As the bankrupt Toys R Us chain winds down its going-out-of-business sales at stores around the country, part-time workers who haven’t already been let go will face unemployment by the end of June.

Long-time employees Mary Osman and Patty Van Fossen claim they were promised severance packages for their years of service. But, they learned later there is no money set aside for that.

“I was expecting something at the end. I worked hard at that company and I ended up with nothing,” Osman said.

Both Osman and Van Fossen say company executives are going back on their word.

So, the women are now teaming up with Toys R Us workers around the country as well as an advocacy group known as Rise Up Retail to put pressure on executives, investors and even lawmakers to force the company to set money aside for retirement benefits.

“We did some of the research to analyze … who’s really behind the bankruptcy in Toys R Us and what role can the state of Ohio play in actually helping all Toys R Us workers,” said Rise Up Retail spokesperson Carrie Gleason.

Across the country there are roughly 33,000 Toys R Us employees — 1,000 of them work at 37 stores in Ohio. And although the Boardman location usually has 50 or 60 workers this time of year, less than 30 are left.

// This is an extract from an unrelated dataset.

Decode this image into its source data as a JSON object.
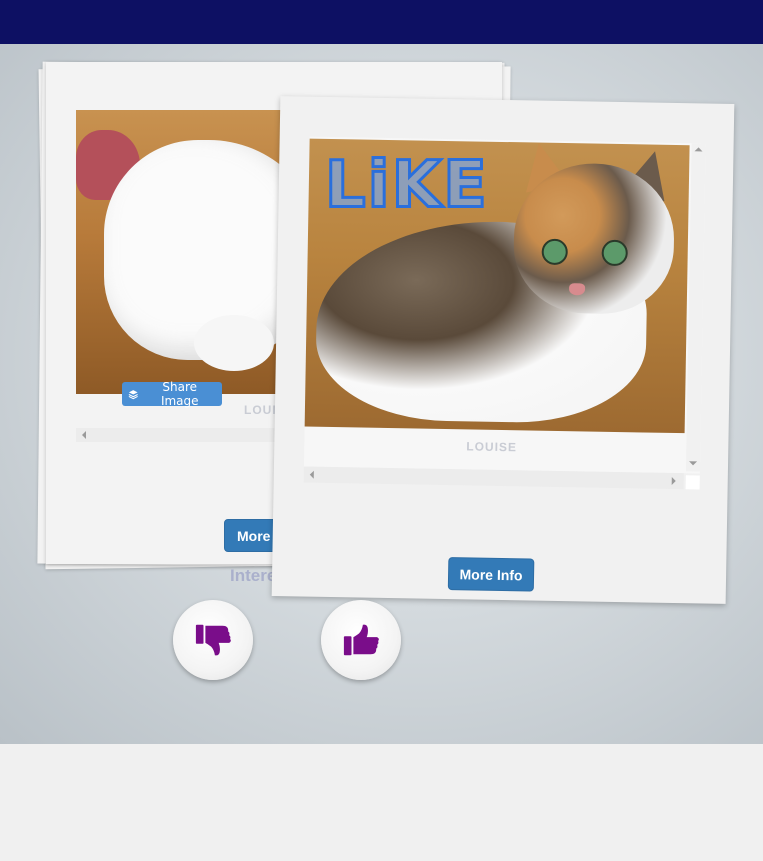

Osman, who has worked for the company for 24 years, says she’s made plenty of sacrifices.

“I had to rush to eat my Thanksgiving dinner to go to work because we started work at four or five in the afternoon and we’d work until two o’clock in the morning,” Osman said.

“That’s their only job, they depend on that income to survive. It’s just not fair,” Van Fossen said.

The company offered no response to the ladies’ claims. So, Van Fossen and Osman are going to Columbus later this month to speak with leaders of the State Teachers Retirement System of Ohio, which has invested millions with Toys R Us and its owners.